ASTER data, with a resolution of 15 meters, are being used at NSIDC as part of the international Global Land Ice Measurements from Space (GLIMS) project, which surveys all of the world’s glaciers. “Mapping all the glaciers and ice caps is a big challenge, but as the climate changes it’s increasingly a moving target,” Raup said.
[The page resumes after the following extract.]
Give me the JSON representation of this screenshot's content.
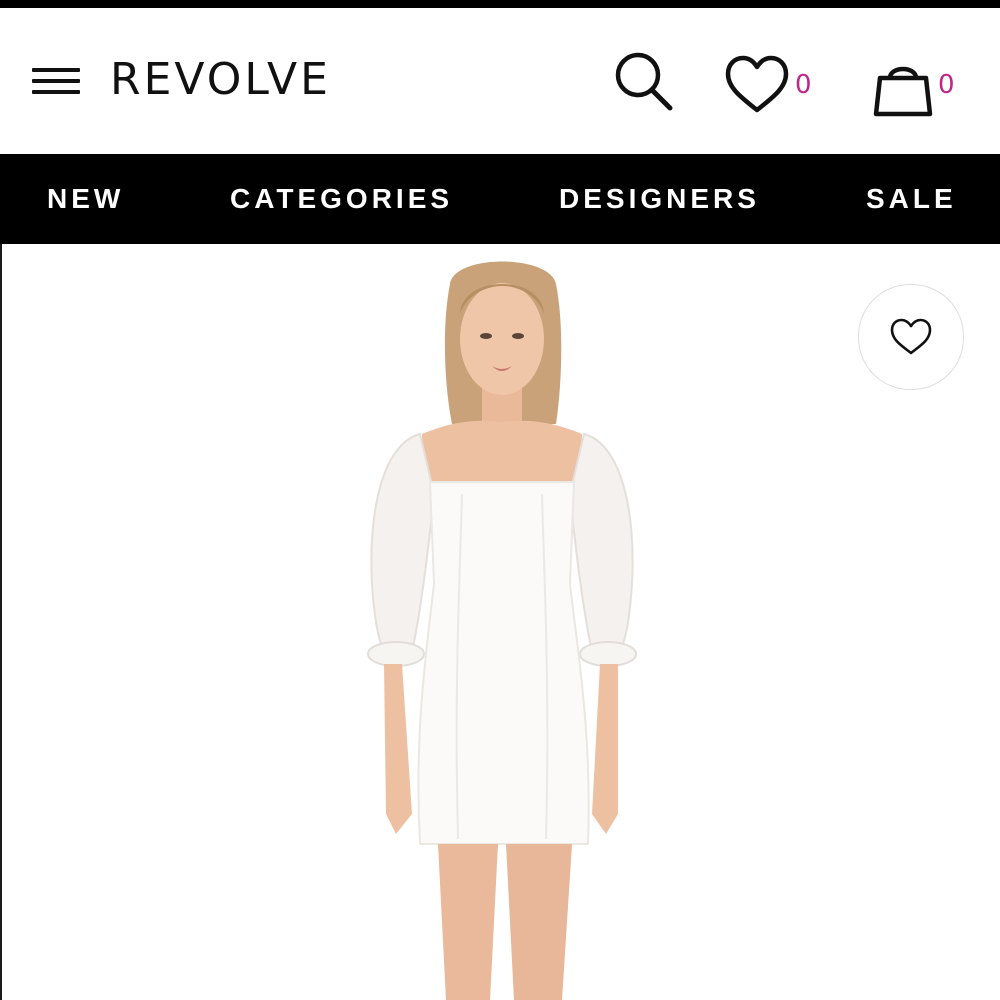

The St. Patrick Bay ice caps are not relicts of the last ice age, which peaked 15,000 to 25,000 years ago, depending on the region. Instead, the caps probably first formed several thousand years ago when the Arctic experienced a period of cooling following the Holocene Thermal Maximum, a warm interval lasting from 9,000 to 5,000 years ago. During the Little Ice Age, which spanned the sixteenth to the nineteenth centuries, the ice caps were likely several times larger than observed in 1959. They have been in an overall state of decline ever since, interrupted by periods of growth. While eventually they likely would have disappeared on their own, fossil fuel burning has contributed to a strongly warming Arctic in recent decades. The St. Patrick Bay ice caps, along with the Murray and Simmons Ice Caps, are feeling the heat. Serreze said, “While I’ve been to a lot of interesting places since 1983, a day has rarely gone by that I haven’t thought about my early adventures on the St. Patrick Bay ice caps. To think that they are likely to die before I do blows my mind.”


Bradley, R. S. and M. C. Serreze. 1987. Mass balance of two high Arctic ice caps. Journal of Glaciology 33: 123-128.

Braun, C., D. R. Hardy, and R. S. Bradley. 2004. Mass balance and area changes of four high Arctic plateau ice caps. Geografiska Annaler 86A: 43-52.

Hattersley-Smith, G. and H. Serson. 1973. Reconnaissance of a small ice cap near St. Patrick Bay, Robeson Channel, Northern Ellesmere Island, Canada. Journal of Glaciology 12, 417-421.